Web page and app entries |
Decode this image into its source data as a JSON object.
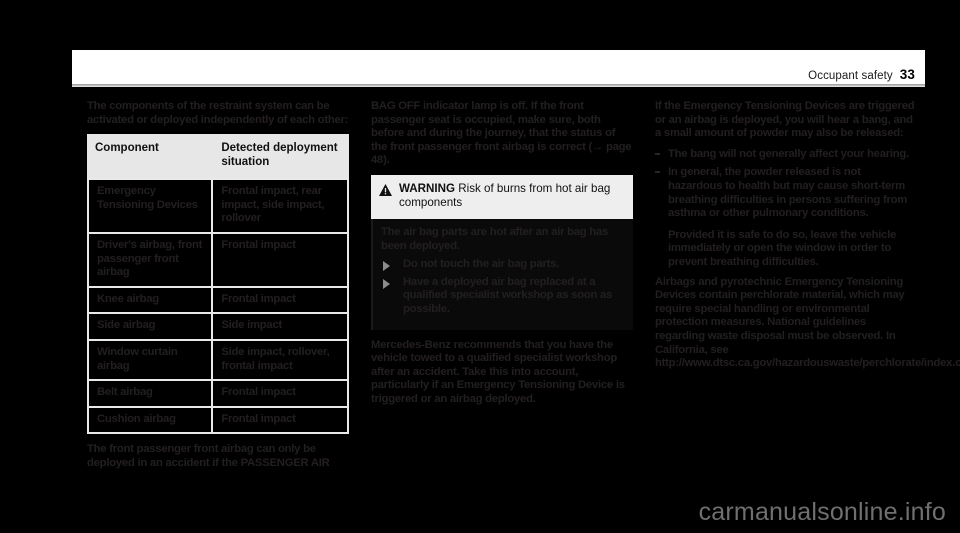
{
  "header": {
    "section_title": "Occupant safety",
    "page_number": "33"
  },
  "column_1": {
    "intro_paragraph": "The components of the restraint system can be activated or deployed independently of each other:",
    "table": {
      "headers": [
        "Component",
        "Detected deployment situation"
      ],
      "rows": [
        [
          "Emergency Tensioning Devices",
          "Frontal impact, rear impact, side impact, rollover"
        ],
        [
          "Driver's airbag, front passenger front airbag",
          "Frontal impact"
        ],
        [
          "Knee airbag",
          "Frontal impact"
        ],
        [
          "Side airbag",
          "Side impact"
        ],
        [
          "Window curtain airbag",
          "Side impact, rollover, frontal impact"
        ],
        [
          "Belt airbag",
          "Frontal impact"
        ],
        [
          "Cushion airbag",
          "Frontal impact"
        ]
      ]
    },
    "closing_paragraph": "The front passenger front airbag can only be deployed in an accident if the PASSENGER AIR"
  },
  "column_2": {
    "lead_paragraph": "BAG OFF indicator lamp is off. If the front passenger seat is occupied, make sure, both before and during the journey, that the status of the front passenger front airbag is correct (→ page 48).",
    "warning": {
      "icon": "warning-triangle-icon",
      "label": "WARNING",
      "title": "Risk of burns from hot air bag components",
      "lead": "The air bag parts are hot after an air bag has been deployed.",
      "bullets": [
        "Do not touch the air bag parts.",
        "Have a deployed air bag replaced at a qualified specialist workshop as soon as possible."
      ]
    },
    "closing_paragraph": "Mercedes-Benz recommends that you have the vehicle towed to a qualified specialist workshop after an accident. Take this into account, particularly if an Emergency Tensioning Device is triggered or an airbag deployed."
  },
  "column_3": {
    "lead_paragraph": "If the Emergency Tensioning Devices are triggered or an airbag is deployed, you will hear a bang, and a small amount of powder may also be released:",
    "bullets": [
      "The bang will not generally affect your hearing.",
      "In general, the powder released is not hazardous to health but may cause short-term breathing difficulties in persons suffering from asthma or other pulmonary conditions."
    ],
    "sub_paragraph": "Provided it is safe to do so, leave the vehicle immediately or open the window in order to prevent breathing difficulties.",
    "closing_paragraph": "Airbags and pyrotechnic Emergency Tensioning Devices contain perchlorate material, which may require special handling or environmental protection measures. National guidelines regarding waste disposal must be observed. In California, see http://www.dtsc.ca.gov/hazardouswaste/perchlorate/index.cfm."
  },
  "watermark": {
    "text": "carmanualsonline.info"
  },
  "colors": {
    "page_background": "#000000",
    "header_band": "#ffffff",
    "table_header_background": "#e7e7e7",
    "table_border": "#e9e9e9",
    "warning_header_background": "#eeeeee",
    "obscured_text": "#231f20",
    "watermark_text": "#6f6f6f"
  }
}
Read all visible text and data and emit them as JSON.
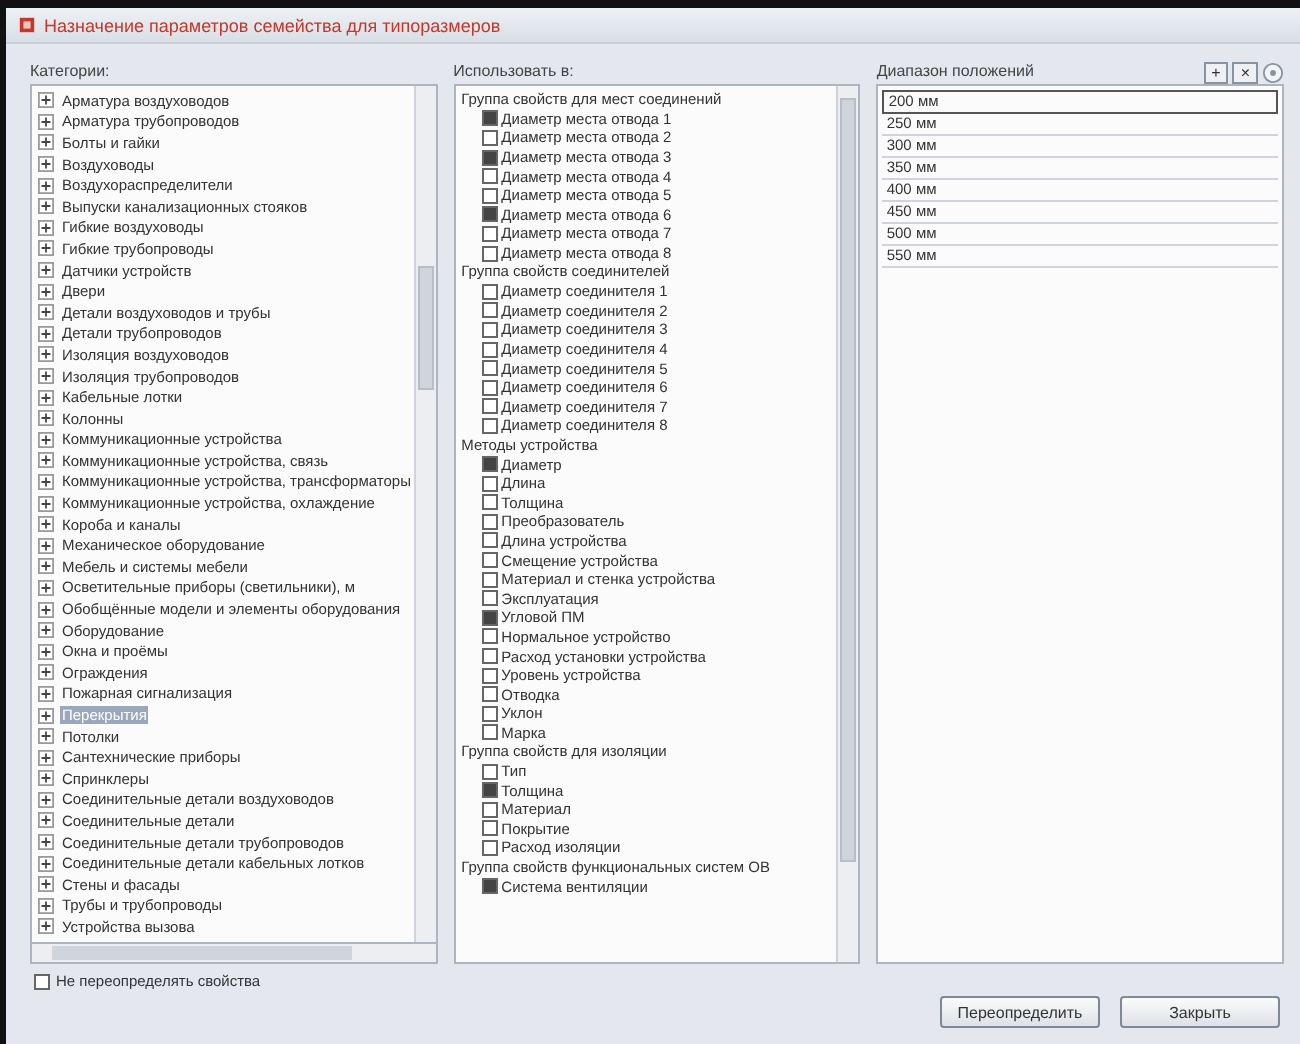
{
  "window": {
    "title": "Назначение параметров семейства для типоразмеров"
  },
  "categories": {
    "label": "Категории:",
    "items": [
      {
        "label": "Арматура воздуховодов",
        "selected": false
      },
      {
        "label": "Арматура трубопроводов",
        "selected": false
      },
      {
        "label": "Болты и гайки",
        "selected": false
      },
      {
        "label": "Воздуховоды",
        "selected": false
      },
      {
        "label": "Воздухораспределители",
        "selected": false
      },
      {
        "label": "Выпуски канализационных стояков",
        "selected": false
      },
      {
        "label": "Гибкие воздуховоды",
        "selected": false
      },
      {
        "label": "Гибкие трубопроводы",
        "selected": false
      },
      {
        "label": "Датчики устройств",
        "selected": false
      },
      {
        "label": "Двери",
        "selected": false
      },
      {
        "label": "Детали воздуховодов и трубы",
        "selected": false
      },
      {
        "label": "Детали трубопроводов",
        "selected": false
      },
      {
        "label": "Изоляция воздуховодов",
        "selected": false
      },
      {
        "label": "Изоляция трубопроводов",
        "selected": false
      },
      {
        "label": "Кабельные лотки",
        "selected": false
      },
      {
        "label": "Колонны",
        "selected": false
      },
      {
        "label": "Коммуникационные устройства",
        "selected": false
      },
      {
        "label": "Коммуникационные устройства, связь",
        "selected": false
      },
      {
        "label": "Коммуникационные устройства, трансформаторы",
        "selected": false
      },
      {
        "label": "Коммуникационные устройства, охлаждение",
        "selected": false
      },
      {
        "label": "Короба и каналы",
        "selected": false
      },
      {
        "label": "Механическое оборудование",
        "selected": false
      },
      {
        "label": "Мебель и системы мебели",
        "selected": false
      },
      {
        "label": "Осветительные приборы (светильники), м",
        "selected": false
      },
      {
        "label": "Обобщённые модели и элементы оборудования",
        "selected": false
      },
      {
        "label": "Оборудование",
        "selected": false
      },
      {
        "label": "Окна и проёмы",
        "selected": false
      },
      {
        "label": "Ограждения",
        "selected": false
      },
      {
        "label": "Пожарная сигнализация",
        "selected": false
      },
      {
        "label": "Перекрытия",
        "selected": true
      },
      {
        "label": "Потолки",
        "selected": false
      },
      {
        "label": "Сантехнические приборы",
        "selected": false
      },
      {
        "label": "Спринклеры",
        "selected": false
      },
      {
        "label": "Соединительные детали воздуховодов",
        "selected": false
      },
      {
        "label": "Соединительные детали",
        "selected": false
      },
      {
        "label": "Соединительные детали трубопроводов",
        "selected": false
      },
      {
        "label": "Соединительные детали кабельных лотков",
        "selected": false
      },
      {
        "label": "Стены и фасады",
        "selected": false
      },
      {
        "label": "Трубы и трубопроводы",
        "selected": false
      },
      {
        "label": "Устройства вызова",
        "selected": false
      }
    ]
  },
  "parameters": {
    "label": "Использовать в:",
    "groups": [
      {
        "label": "Группа свойств для мест соединений",
        "items": [
          {
            "label": "Диаметр места отвода 1",
            "checked": true
          },
          {
            "label": "Диаметр места отвода 2",
            "checked": false
          },
          {
            "label": "Диаметр места отвода 3",
            "checked": true
          },
          {
            "label": "Диаметр места отвода 4",
            "checked": false
          },
          {
            "label": "Диаметр места отвода 5",
            "checked": false
          },
          {
            "label": "Диаметр места отвода 6",
            "checked": true
          },
          {
            "label": "Диаметр места отвода 7",
            "checked": false
          },
          {
            "label": "Диаметр места отвода 8",
            "checked": false
          }
        ]
      },
      {
        "label": "Группа свойств соединителей",
        "items": [
          {
            "label": "Диаметр соединителя 1",
            "checked": false
          },
          {
            "label": "Диаметр соединителя 2",
            "checked": false
          },
          {
            "label": "Диаметр соединителя 3",
            "checked": false
          },
          {
            "label": "Диаметр соединителя 4",
            "checked": false
          },
          {
            "label": "Диаметр соединителя 5",
            "checked": false
          },
          {
            "label": "Диаметр соединителя 6",
            "checked": false
          },
          {
            "label": "Диаметр соединителя 7",
            "checked": false
          },
          {
            "label": "Диаметр соединителя 8",
            "checked": false
          }
        ]
      },
      {
        "label": "Методы устройства",
        "items": [
          {
            "label": "Диаметр",
            "checked": true
          },
          {
            "label": "Длина",
            "checked": false
          },
          {
            "label": "Толщина",
            "checked": false
          },
          {
            "label": "Преобразователь",
            "checked": false
          },
          {
            "label": "Длина устройства",
            "checked": false
          },
          {
            "label": "Смещение устройства",
            "checked": false
          },
          {
            "label": "Материал и стенка устройства",
            "checked": false
          },
          {
            "label": "Эксплуатация",
            "checked": false
          },
          {
            "label": "Угловой ПМ",
            "checked": true
          },
          {
            "label": "Нормальное устройство",
            "checked": false
          },
          {
            "label": "Расход установки устройства",
            "checked": false
          },
          {
            "label": "Уровень устройства",
            "checked": false
          },
          {
            "label": "Отводка",
            "checked": false
          },
          {
            "label": "Уклон",
            "checked": false
          },
          {
            "label": "Марка",
            "checked": false
          }
        ]
      },
      {
        "label": "Группа свойств для изоляции",
        "items": [
          {
            "label": "Тип",
            "checked": false
          },
          {
            "label": "Толщина",
            "checked": true
          },
          {
            "label": "Материал",
            "checked": false
          },
          {
            "label": "Покрытие",
            "checked": false
          },
          {
            "label": "Расход изоляции",
            "checked": false
          }
        ]
      },
      {
        "label": "Группа свойств функциональных систем ОВ",
        "items": [
          {
            "label": "Система вентиляции",
            "checked": true
          }
        ]
      }
    ]
  },
  "positions": {
    "label": "Диапазон положений",
    "add": "+",
    "remove": "×",
    "rows": [
      {
        "label": "200 мм",
        "selected": true
      },
      {
        "label": "250 мм",
        "selected": false
      },
      {
        "label": "300 мм",
        "selected": false
      },
      {
        "label": "350 мм",
        "selected": false
      },
      {
        "label": "400 мм",
        "selected": false
      },
      {
        "label": "450 мм",
        "selected": false
      },
      {
        "label": "500 мм",
        "selected": false
      },
      {
        "label": "550 мм",
        "selected": false
      }
    ]
  },
  "keep_option": {
    "label": "Не переопределять свойства",
    "checked": false
  },
  "buttons": [
    "Переопределить",
    "Закрыть"
  ]
}
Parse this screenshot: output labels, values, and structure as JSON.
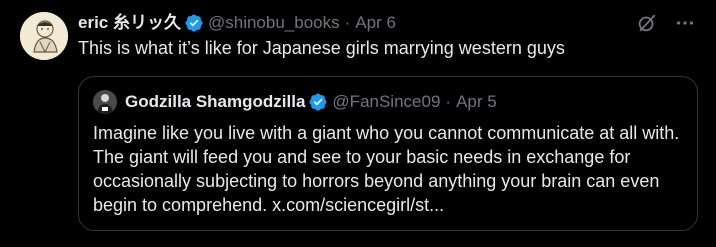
{
  "tweet": {
    "author_name": "eric 糸リッ久",
    "handle": "@shinobu_books",
    "separator": "·",
    "date": "Apr 6",
    "text": "This is what it’s like for Japanese girls marrying western guys"
  },
  "quoted": {
    "author_name": "Godzilla Shamgodzilla",
    "handle": "@FanSince09",
    "separator": "·",
    "date": "Apr 5",
    "text": "Imagine like you live with a giant who you cannot communicate at all with. The giant will feed you and see to your basic needs in exchange for occasionally subjecting to horrors beyond anything your brain can even begin to comprehend. x.com/sciencegirl/st..."
  },
  "icons": {
    "verified": "verified-badge-icon",
    "grok": "grok-slash-icon",
    "more": "more-horizontal-icon"
  },
  "colors": {
    "background": "#000000",
    "text": "#e7e9ea",
    "secondary": "#71767b",
    "verified": "#1d9bf0",
    "border": "#2f3336"
  }
}
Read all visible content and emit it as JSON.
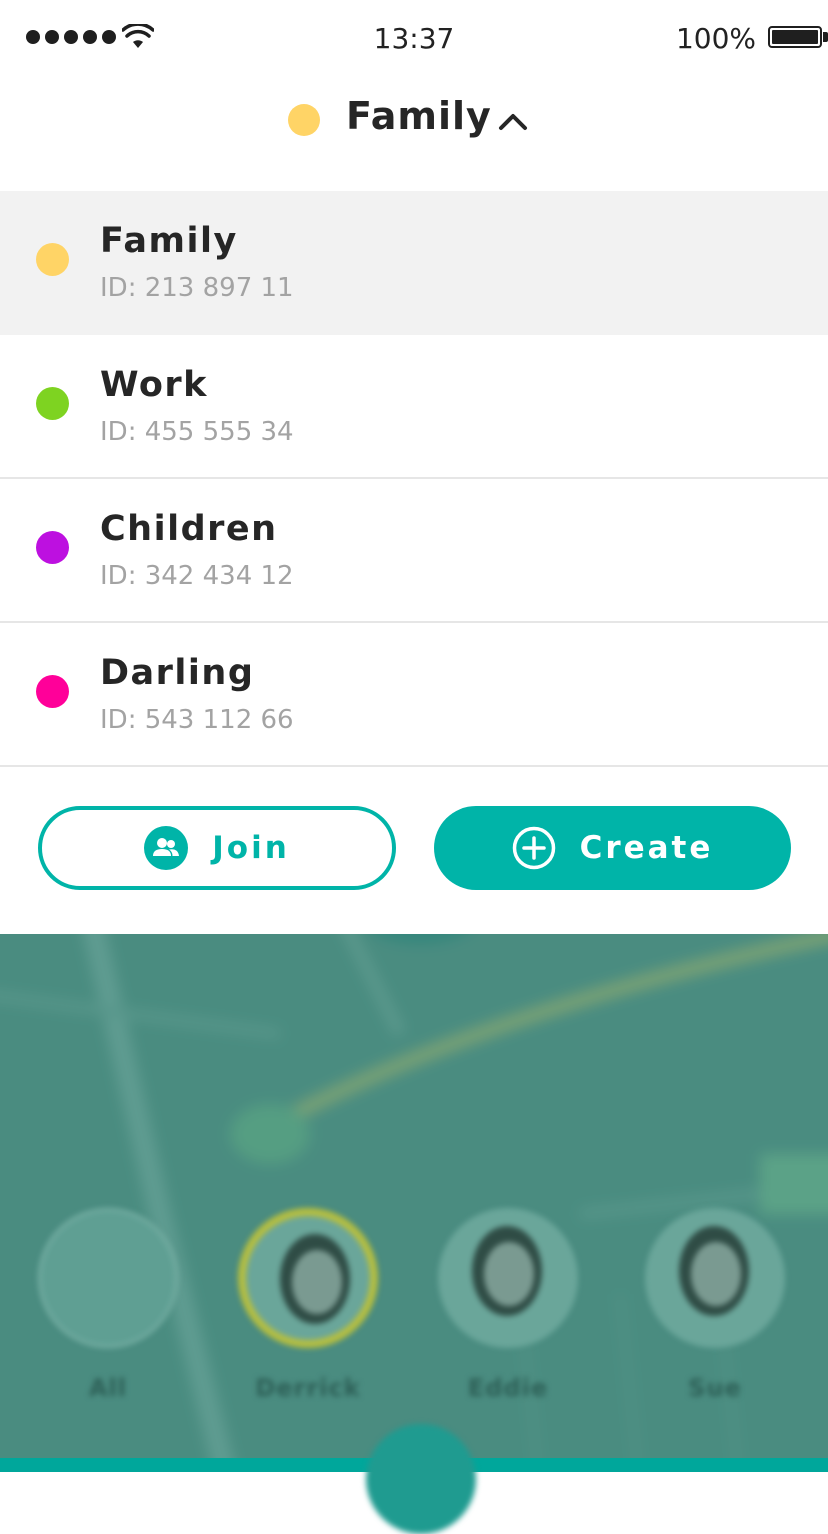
{
  "status_bar": {
    "time": "13:37",
    "battery": "100%",
    "signal_bars": 5,
    "wifi_icon": "wifi-icon",
    "battery_icon": "battery-icon"
  },
  "header": {
    "title": "Family",
    "dot_color": "#FFD466",
    "chevron_icon": "chevron-up-icon"
  },
  "groups": [
    {
      "name": "Family",
      "id_text": "ID: 213 897 11",
      "color": "#FFD466",
      "selected": true
    },
    {
      "name": "Work",
      "id_text": "ID: 455 555 34",
      "color": "#7ED321",
      "selected": false
    },
    {
      "name": "Children",
      "id_text": "ID: 342 434 12",
      "color": "#BD10E0",
      "selected": false
    },
    {
      "name": "Darling",
      "id_text": "ID: 543 112 66",
      "color": "#FF0099",
      "selected": false
    }
  ],
  "actions": {
    "join_label": "Join",
    "join_icon": "group-icon",
    "create_label": "Create",
    "create_icon": "plus-circle-icon"
  },
  "colors": {
    "accent": "#00B4A8",
    "selected_row_bg": "#F2F2F2"
  },
  "map_members": [
    {
      "name": "All"
    },
    {
      "name": "Derrick",
      "selected": true
    },
    {
      "name": "Eddie"
    },
    {
      "name": "Sue"
    }
  ]
}
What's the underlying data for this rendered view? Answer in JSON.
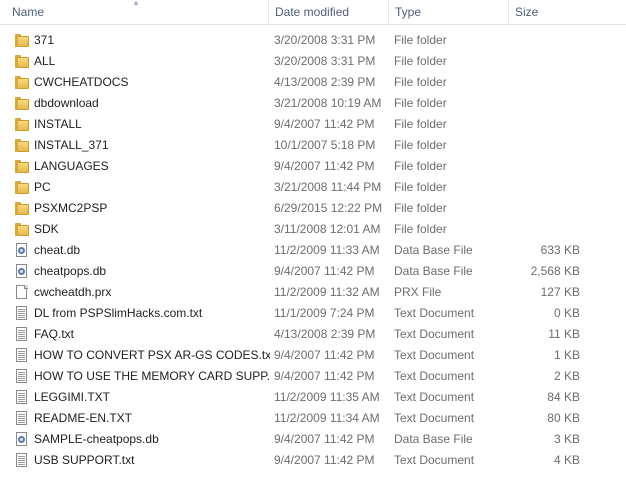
{
  "columns": {
    "name": "Name",
    "date": "Date modified",
    "type": "Type",
    "size": "Size"
  },
  "icons": {
    "folder": "folder-icon",
    "database": "database-file-icon",
    "generic": "file-icon",
    "text": "text-document-icon"
  },
  "files": [
    {
      "name": "371",
      "date": "3/20/2008 3:31 PM",
      "type": "File folder",
      "size": "",
      "icon": "folder"
    },
    {
      "name": "ALL",
      "date": "3/20/2008 3:31 PM",
      "type": "File folder",
      "size": "",
      "icon": "folder"
    },
    {
      "name": "CWCHEATDOCS",
      "date": "4/13/2008 2:39 PM",
      "type": "File folder",
      "size": "",
      "icon": "folder"
    },
    {
      "name": "dbdownload",
      "date": "3/21/2008 10:19 AM",
      "type": "File folder",
      "size": "",
      "icon": "folder"
    },
    {
      "name": "INSTALL",
      "date": "9/4/2007 11:42 PM",
      "type": "File folder",
      "size": "",
      "icon": "folder"
    },
    {
      "name": "INSTALL_371",
      "date": "10/1/2007 5:18 PM",
      "type": "File folder",
      "size": "",
      "icon": "folder"
    },
    {
      "name": "LANGUAGES",
      "date": "9/4/2007 11:42 PM",
      "type": "File folder",
      "size": "",
      "icon": "folder"
    },
    {
      "name": "PC",
      "date": "3/21/2008 11:44 PM",
      "type": "File folder",
      "size": "",
      "icon": "folder"
    },
    {
      "name": "PSXMC2PSP",
      "date": "6/29/2015 12:22 PM",
      "type": "File folder",
      "size": "",
      "icon": "folder"
    },
    {
      "name": "SDK",
      "date": "3/11/2008 12:01 AM",
      "type": "File folder",
      "size": "",
      "icon": "folder"
    },
    {
      "name": "cheat.db",
      "date": "11/2/2009 11:33 AM",
      "type": "Data Base File",
      "size": "633 KB",
      "icon": "database"
    },
    {
      "name": "cheatpops.db",
      "date": "9/4/2007 11:42 PM",
      "type": "Data Base File",
      "size": "2,568 KB",
      "icon": "database"
    },
    {
      "name": "cwcheatdh.prx",
      "date": "11/2/2009 11:32 AM",
      "type": "PRX File",
      "size": "127 KB",
      "icon": "generic"
    },
    {
      "name": "DL from PSPSlimHacks.com.txt",
      "date": "11/1/2009 7:24 PM",
      "type": "Text Document",
      "size": "0 KB",
      "icon": "text"
    },
    {
      "name": "FAQ.txt",
      "date": "4/13/2008 2:39 PM",
      "type": "Text Document",
      "size": "11 KB",
      "icon": "text"
    },
    {
      "name": "HOW TO CONVERT PSX AR-GS CODES.txt",
      "date": "9/4/2007 11:42 PM",
      "type": "Text Document",
      "size": "1 KB",
      "icon": "text"
    },
    {
      "name": "HOW TO USE THE MEMORY CARD SUPP...",
      "date": "9/4/2007 11:42 PM",
      "type": "Text Document",
      "size": "2 KB",
      "icon": "text"
    },
    {
      "name": "LEGGIMI.TXT",
      "date": "11/2/2009 11:35 AM",
      "type": "Text Document",
      "size": "84 KB",
      "icon": "text"
    },
    {
      "name": "README-EN.TXT",
      "date": "11/2/2009 11:34 AM",
      "type": "Text Document",
      "size": "80 KB",
      "icon": "text"
    },
    {
      "name": "SAMPLE-cheatpops.db",
      "date": "9/4/2007 11:42 PM",
      "type": "Data Base File",
      "size": "3 KB",
      "icon": "database"
    },
    {
      "name": "USB SUPPORT.txt",
      "date": "9/4/2007 11:42 PM",
      "type": "Text Document",
      "size": "4 KB",
      "icon": "text"
    }
  ]
}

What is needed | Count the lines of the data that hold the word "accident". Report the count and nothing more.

Output for this task | 2